Martyn: Actually it’s not. Our research into the four enablers of employee engagement showed that, only a miniscule 15% of respondents believed that their managers understood employee engagement. This compares to for example 60% believing their organisation had a strong strategic narration.
So focusing on the role of managers will create the biggest potential shift. It’s really important this happens in our sector because we found some very high scores that we determined had been conflated, because people were highly engaged with the mission – but not always with the organisation’s working practices.
Sarah: That makes sense, and focusing on the manager’s role chimes with a lot of other research findings. What can the private sector learn from great practice within the not-for-profit sector do you think?
Martyn: If you took the six main recommendations within our Toolkit and took “Not for Profit” off the title, it’s all pertinent. You can access and download the Not for Profit Toolkit – but in essence it’s about educating managers and leaders, focusing on the four enablers, measuring aspects of engagement accurately and ensuring that the actions arising from such surveys have impact.
Although not unique to us, the not for profit sector does have many great examples of leaders living the values. That’s something the private sector could draw inspiration from.
Sarah: What are the next priorities for the Not for Profit Thought and Action group?

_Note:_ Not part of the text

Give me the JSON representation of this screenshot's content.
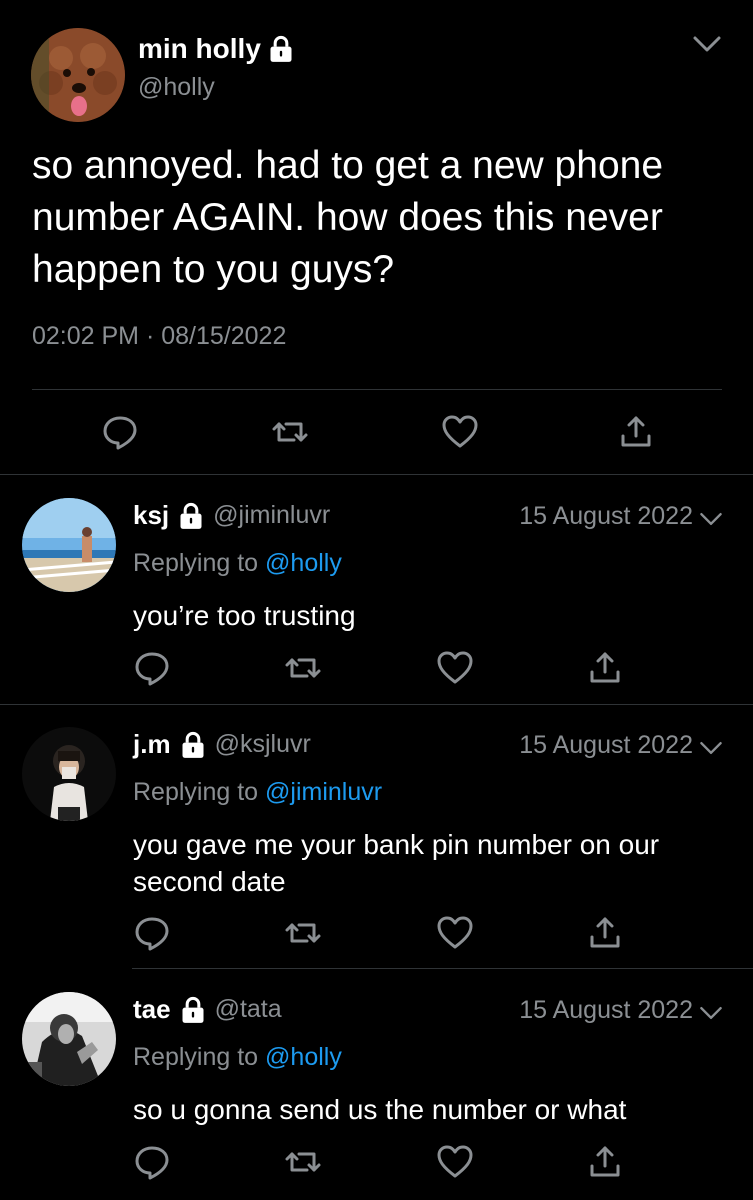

Martyn: Having completed phase one, which looked at engagement “beyond the mission”, we are moving to phase two, understanding how we engage volunteers. For example, the 70,000 Games Makers of the 2012 London Olympics were a really uplifting success story. How were they engaged – what made it so successful? We want to take that kind of learning back into the world of employees. Our group will continue to meet every other month. We are still agreeing the outputs, but people have repeatedly told us how much they value case studies so it’s likely they will be a core component.
Sarah: And if people would like to get involved, and share learning?
Martyn: They can contact me or group coordinator Siobhan Renshaw by emailing firstname.lastname@example.org
Written and interview conducted by:
Sarah Cooper, Regional Ambassador for Engage for Success in Bristol and Bath and Virtual Content Team Volunteer